### Task statement
From the records below, give the number of lines that contain the string "true", without any other text.

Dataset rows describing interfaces

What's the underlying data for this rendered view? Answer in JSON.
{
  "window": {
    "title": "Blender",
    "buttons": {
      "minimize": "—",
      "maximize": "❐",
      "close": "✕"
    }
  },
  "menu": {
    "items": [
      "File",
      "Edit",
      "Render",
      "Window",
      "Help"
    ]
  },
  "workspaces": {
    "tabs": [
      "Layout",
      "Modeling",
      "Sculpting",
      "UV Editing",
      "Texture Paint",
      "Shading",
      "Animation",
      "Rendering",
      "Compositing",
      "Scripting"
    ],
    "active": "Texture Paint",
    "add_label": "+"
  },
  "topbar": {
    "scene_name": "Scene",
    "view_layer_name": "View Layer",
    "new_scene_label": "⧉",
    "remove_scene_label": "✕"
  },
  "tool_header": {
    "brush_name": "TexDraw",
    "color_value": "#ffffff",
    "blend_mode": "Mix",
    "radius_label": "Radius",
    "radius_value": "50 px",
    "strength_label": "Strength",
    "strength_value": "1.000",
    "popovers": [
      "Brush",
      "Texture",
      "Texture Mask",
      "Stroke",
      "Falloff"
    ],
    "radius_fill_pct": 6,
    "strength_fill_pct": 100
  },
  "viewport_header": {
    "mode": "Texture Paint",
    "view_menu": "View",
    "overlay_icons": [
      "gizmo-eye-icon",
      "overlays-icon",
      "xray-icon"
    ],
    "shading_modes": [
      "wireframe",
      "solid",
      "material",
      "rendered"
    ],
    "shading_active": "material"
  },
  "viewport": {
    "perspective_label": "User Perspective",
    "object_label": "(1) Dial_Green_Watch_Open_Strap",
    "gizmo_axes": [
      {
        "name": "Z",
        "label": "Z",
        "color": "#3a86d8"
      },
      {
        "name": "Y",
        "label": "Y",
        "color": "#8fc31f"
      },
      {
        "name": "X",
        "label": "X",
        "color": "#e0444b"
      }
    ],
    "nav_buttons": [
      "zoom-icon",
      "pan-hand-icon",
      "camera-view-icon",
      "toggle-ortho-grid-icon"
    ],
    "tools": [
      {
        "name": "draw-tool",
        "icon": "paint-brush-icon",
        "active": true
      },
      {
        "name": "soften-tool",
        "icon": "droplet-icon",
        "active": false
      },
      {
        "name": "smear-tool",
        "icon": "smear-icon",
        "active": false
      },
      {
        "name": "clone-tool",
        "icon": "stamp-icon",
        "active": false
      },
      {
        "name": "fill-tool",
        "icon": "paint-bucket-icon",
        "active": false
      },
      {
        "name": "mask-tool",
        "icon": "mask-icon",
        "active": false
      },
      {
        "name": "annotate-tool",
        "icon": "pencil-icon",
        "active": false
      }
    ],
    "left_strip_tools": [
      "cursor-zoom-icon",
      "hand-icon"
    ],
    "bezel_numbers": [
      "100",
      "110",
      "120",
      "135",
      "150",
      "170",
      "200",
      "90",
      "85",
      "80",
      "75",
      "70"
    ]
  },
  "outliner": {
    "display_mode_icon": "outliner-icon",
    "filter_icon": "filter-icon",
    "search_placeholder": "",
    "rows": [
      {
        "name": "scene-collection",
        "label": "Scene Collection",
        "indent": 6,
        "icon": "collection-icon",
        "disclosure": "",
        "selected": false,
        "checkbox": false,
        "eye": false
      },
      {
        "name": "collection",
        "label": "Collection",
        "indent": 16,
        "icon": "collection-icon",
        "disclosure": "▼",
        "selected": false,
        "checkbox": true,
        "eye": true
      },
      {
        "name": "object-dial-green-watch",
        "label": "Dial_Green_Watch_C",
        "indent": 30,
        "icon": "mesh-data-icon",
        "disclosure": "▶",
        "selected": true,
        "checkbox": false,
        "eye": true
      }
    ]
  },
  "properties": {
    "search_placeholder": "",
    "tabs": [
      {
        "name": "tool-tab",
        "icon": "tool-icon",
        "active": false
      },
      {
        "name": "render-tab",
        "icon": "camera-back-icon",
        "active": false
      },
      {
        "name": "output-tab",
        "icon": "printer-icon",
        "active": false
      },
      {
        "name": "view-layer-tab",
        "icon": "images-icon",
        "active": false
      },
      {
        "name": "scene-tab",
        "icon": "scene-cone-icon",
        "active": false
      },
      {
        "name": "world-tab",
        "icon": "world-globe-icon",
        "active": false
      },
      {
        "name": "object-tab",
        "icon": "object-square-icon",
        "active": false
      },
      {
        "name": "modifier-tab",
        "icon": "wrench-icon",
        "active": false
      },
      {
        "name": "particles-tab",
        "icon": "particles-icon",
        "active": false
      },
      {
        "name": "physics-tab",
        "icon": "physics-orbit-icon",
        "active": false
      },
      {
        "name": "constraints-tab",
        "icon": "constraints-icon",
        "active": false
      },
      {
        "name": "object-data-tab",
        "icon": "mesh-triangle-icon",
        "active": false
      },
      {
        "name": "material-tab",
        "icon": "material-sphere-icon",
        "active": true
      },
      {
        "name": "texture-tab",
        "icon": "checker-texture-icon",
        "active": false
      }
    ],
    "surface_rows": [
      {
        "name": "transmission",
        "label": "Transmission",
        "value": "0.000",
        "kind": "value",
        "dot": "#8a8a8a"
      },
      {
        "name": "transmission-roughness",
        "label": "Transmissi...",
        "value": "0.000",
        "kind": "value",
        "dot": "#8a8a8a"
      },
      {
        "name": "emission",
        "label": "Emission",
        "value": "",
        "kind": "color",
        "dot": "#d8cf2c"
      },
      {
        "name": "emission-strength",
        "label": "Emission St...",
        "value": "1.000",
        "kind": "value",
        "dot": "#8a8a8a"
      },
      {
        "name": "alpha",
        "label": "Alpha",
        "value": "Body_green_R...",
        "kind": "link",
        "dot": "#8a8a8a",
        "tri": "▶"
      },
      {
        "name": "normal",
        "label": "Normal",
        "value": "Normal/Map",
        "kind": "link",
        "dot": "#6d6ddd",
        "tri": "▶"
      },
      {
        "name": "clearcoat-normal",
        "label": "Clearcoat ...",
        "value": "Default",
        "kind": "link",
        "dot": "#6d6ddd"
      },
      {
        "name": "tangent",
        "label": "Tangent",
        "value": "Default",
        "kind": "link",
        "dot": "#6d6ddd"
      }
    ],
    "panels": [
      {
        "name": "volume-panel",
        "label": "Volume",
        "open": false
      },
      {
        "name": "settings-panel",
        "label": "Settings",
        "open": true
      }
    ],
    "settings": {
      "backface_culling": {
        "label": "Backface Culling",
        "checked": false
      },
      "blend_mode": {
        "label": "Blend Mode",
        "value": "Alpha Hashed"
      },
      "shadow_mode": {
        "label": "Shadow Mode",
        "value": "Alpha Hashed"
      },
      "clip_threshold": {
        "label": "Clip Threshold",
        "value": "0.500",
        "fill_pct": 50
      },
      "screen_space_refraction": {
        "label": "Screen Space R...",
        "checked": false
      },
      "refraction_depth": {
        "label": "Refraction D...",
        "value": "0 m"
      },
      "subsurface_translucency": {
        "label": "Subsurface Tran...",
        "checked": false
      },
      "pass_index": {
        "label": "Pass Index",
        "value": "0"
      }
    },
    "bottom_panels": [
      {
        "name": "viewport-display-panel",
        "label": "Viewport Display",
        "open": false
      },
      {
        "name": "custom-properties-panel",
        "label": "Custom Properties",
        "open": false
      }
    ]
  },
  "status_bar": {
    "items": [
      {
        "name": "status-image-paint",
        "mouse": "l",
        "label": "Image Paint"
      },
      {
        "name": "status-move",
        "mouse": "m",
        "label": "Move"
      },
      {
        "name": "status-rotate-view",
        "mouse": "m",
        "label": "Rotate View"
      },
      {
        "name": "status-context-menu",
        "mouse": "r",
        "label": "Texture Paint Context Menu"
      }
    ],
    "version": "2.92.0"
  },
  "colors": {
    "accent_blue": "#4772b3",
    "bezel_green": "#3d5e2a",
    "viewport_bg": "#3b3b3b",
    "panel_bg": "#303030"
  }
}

### Task output
7